Author:Ole Kelm, Marco Dohle, Uli BernhardGND
URN:urn:nbn:de:bsz:960-opus4-16825
DOI original:https://doi.org/10.1177/2056305119837679
ISSN:2056-3051
Parent Title (English):Social Media + Society
Document Type:Article
Language:English
Year of Completion:2019
Publishing Institution:Hochschule Hannover
Release Date:2020/06/04
Tag:influence of presumed influence; longitudinal study; mediatization of politics; politicians
GND Keyword:Politiker; Social Media
Volume:5
Issue:2
First Page:1
Last Page:12
Institutes:Fakultät III - Medien, Information und Design
DDC classes:320 Politik

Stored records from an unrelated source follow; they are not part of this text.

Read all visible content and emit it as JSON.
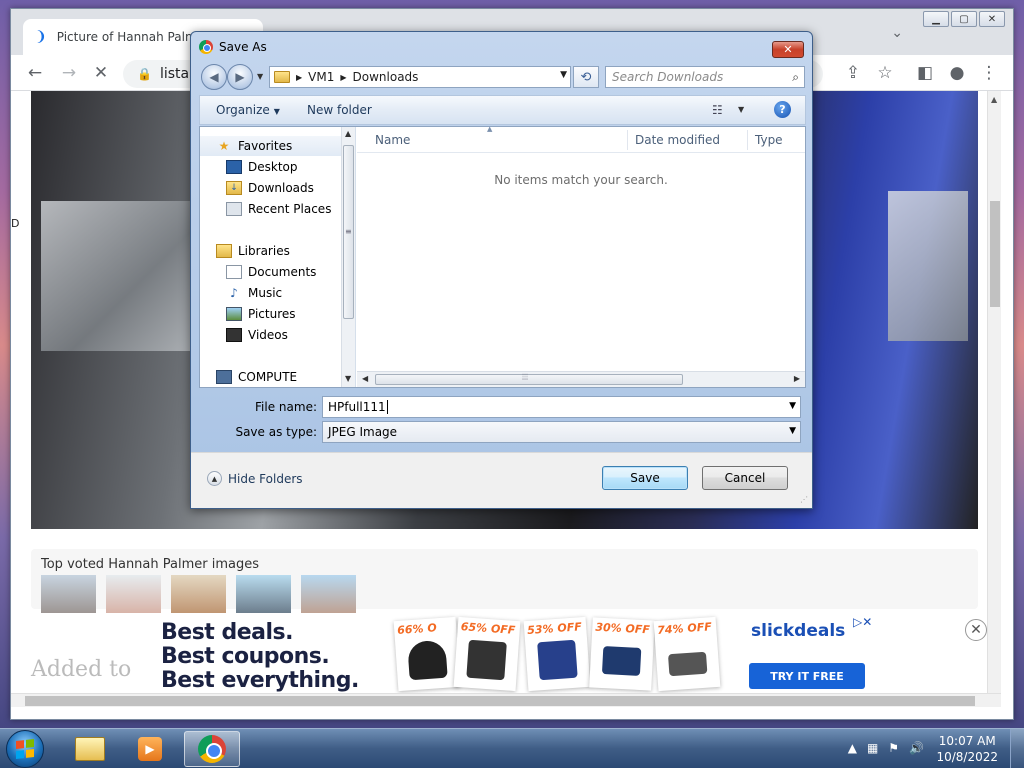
{
  "browser": {
    "tab_title": "Picture of Hannah Palmer",
    "url": "listal.c",
    "window_buttons": [
      "minimize",
      "maximize",
      "close"
    ]
  },
  "page": {
    "top_voted_title": "Top voted Hannah Palmer images",
    "added_to": "Added to",
    "ad": {
      "line1": "Best deals.",
      "line2": "Best coupons.",
      "line3": "Best everything.",
      "deals": [
        "66% O",
        "65% OFF",
        "53% OFF",
        "30% OFF",
        "74% OFF"
      ],
      "brand": "slickdeals",
      "cta": "TRY IT FREE"
    }
  },
  "dialog": {
    "title": "Save As",
    "breadcrumb": [
      "VM1",
      "Downloads"
    ],
    "search_placeholder": "Search Downloads",
    "organize_label": "Organize",
    "new_folder_label": "New folder",
    "nav_pane": {
      "favorites": "Favorites",
      "items_fav": [
        "Desktop",
        "Downloads",
        "Recent Places"
      ],
      "libraries": "Libraries",
      "items_lib": [
        "Documents",
        "Music",
        "Pictures",
        "Videos"
      ],
      "computer": "COMPUTE"
    },
    "columns": [
      "Name",
      "Date modified",
      "Type"
    ],
    "empty_message": "No items match your search.",
    "file_name_label": "File name:",
    "file_name_value": "HPfull111",
    "save_as_type_label": "Save as type:",
    "save_as_type_value": "JPEG Image",
    "hide_folders_label": "Hide Folders",
    "save_label": "Save",
    "cancel_label": "Cancel"
  },
  "taskbar": {
    "time": "10:07 AM",
    "date": "10/8/2022"
  }
}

Licence (German):License LogoCreative Commons - CC BY-NC - Namensnennung - Nicht kommerziell 4.0 International